A small device called an ultrasound probe is used, which gives off high-frequency sound waves.
You can't hear these sound waves, but when they bounce off different parts of the body, they create "echoes" that are picked up by the probe and turned into a moving image.
This image is displayed on a monitor while the scan is carried out. Most ultrasound scans last between 15 and 45 minutes. They usually take place in a hospital radiology department and are performed either by a radiologist or a sonographer.
They can also be carried out in community locations such as GP practices and may be performed by other healthcare professionals, such as midwives or physiotherapists who have been specially trained in ultrasound.

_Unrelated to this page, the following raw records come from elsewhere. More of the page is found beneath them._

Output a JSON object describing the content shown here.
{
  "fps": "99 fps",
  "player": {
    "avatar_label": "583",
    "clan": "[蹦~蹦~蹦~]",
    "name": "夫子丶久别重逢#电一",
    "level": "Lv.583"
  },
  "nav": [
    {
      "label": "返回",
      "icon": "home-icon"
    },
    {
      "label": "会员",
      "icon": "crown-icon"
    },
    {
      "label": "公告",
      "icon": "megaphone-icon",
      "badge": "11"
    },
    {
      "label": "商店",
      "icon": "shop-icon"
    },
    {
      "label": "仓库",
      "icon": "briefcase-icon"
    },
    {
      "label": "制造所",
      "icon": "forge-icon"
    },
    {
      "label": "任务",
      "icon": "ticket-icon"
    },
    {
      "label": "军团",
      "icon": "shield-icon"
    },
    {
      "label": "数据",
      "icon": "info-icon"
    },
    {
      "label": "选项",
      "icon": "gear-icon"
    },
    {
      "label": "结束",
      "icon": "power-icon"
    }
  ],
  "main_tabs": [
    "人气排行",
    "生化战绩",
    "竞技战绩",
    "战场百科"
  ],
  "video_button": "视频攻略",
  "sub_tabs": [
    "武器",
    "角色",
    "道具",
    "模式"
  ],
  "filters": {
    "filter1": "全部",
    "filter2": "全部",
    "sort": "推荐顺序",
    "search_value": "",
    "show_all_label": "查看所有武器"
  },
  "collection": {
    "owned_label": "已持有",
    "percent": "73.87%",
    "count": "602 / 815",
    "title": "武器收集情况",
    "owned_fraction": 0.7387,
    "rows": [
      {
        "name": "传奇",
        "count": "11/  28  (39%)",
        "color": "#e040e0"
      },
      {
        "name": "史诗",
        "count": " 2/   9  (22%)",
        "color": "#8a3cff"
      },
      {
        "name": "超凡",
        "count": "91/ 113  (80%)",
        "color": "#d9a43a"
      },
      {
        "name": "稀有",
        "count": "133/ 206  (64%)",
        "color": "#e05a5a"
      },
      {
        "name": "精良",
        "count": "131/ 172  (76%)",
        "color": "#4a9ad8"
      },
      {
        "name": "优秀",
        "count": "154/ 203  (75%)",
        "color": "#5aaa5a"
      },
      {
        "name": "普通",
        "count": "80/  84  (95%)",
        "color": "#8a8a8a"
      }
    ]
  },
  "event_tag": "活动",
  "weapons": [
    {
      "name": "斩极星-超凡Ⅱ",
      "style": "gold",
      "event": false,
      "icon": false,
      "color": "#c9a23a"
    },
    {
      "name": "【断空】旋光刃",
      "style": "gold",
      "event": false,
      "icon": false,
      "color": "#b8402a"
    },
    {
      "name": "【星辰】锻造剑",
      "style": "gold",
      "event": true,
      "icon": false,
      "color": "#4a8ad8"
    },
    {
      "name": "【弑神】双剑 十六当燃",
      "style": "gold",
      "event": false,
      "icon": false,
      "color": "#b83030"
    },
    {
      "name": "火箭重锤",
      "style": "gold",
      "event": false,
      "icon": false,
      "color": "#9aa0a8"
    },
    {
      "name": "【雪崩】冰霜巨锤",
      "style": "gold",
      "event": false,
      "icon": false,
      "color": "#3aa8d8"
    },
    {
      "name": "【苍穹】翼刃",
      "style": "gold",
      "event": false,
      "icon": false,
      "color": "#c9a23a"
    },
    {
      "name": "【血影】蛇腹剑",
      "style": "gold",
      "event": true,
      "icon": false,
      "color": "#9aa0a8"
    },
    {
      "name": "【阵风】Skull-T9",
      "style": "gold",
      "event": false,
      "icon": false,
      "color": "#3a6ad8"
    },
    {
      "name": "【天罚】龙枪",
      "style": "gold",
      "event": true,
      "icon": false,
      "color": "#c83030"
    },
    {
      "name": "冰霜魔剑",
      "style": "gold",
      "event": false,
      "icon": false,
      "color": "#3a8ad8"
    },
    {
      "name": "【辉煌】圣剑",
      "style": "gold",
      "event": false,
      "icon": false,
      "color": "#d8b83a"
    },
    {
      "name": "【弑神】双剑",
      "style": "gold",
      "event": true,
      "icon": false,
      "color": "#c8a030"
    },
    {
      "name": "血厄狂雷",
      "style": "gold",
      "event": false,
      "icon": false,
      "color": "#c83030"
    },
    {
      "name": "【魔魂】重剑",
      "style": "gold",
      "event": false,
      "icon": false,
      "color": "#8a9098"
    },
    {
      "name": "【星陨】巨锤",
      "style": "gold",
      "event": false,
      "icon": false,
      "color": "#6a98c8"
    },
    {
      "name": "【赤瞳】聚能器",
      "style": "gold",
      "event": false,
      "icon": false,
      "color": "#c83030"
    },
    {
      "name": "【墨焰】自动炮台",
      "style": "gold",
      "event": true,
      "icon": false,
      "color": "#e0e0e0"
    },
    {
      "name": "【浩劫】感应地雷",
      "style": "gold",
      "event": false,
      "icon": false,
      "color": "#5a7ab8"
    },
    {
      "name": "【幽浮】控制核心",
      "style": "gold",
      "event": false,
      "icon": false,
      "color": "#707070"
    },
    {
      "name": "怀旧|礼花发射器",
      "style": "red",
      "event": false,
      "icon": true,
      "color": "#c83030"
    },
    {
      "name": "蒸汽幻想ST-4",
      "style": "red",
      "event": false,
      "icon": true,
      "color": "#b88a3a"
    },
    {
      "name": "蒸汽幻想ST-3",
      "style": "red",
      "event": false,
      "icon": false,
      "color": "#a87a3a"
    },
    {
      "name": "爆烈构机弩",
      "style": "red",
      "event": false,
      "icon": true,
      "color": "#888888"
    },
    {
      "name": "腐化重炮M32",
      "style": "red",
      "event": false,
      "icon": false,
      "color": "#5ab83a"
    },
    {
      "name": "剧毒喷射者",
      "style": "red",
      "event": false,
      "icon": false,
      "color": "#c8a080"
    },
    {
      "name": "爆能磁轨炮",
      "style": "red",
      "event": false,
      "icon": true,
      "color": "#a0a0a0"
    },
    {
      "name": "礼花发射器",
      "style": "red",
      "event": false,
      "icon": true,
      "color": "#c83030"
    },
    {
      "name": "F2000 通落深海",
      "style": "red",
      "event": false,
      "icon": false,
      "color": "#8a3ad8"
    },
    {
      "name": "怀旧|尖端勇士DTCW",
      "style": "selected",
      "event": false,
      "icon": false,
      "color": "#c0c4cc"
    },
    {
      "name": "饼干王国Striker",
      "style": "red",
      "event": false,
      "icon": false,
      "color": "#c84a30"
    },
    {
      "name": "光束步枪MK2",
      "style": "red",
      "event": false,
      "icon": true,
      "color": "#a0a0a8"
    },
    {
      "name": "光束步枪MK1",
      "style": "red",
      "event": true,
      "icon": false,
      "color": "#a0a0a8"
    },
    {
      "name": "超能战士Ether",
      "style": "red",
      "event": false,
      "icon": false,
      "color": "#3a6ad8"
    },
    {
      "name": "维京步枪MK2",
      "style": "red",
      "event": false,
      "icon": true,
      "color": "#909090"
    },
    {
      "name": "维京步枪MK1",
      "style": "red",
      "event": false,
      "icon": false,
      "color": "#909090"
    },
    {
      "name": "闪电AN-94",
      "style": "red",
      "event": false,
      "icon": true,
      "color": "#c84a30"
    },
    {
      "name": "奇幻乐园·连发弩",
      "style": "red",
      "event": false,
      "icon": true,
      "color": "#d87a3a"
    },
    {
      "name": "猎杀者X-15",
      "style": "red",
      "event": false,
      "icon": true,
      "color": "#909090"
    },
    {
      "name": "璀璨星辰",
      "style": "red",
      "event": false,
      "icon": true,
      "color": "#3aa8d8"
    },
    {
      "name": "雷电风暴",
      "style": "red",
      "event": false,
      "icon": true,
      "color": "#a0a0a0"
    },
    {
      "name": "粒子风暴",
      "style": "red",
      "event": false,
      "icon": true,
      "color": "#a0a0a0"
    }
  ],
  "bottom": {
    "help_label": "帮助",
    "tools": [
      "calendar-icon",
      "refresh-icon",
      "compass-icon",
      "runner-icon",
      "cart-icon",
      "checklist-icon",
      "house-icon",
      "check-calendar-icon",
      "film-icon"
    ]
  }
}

There are different kinds of ultrasound scans, depending on which part of the body is being scanned and why. The three main types are: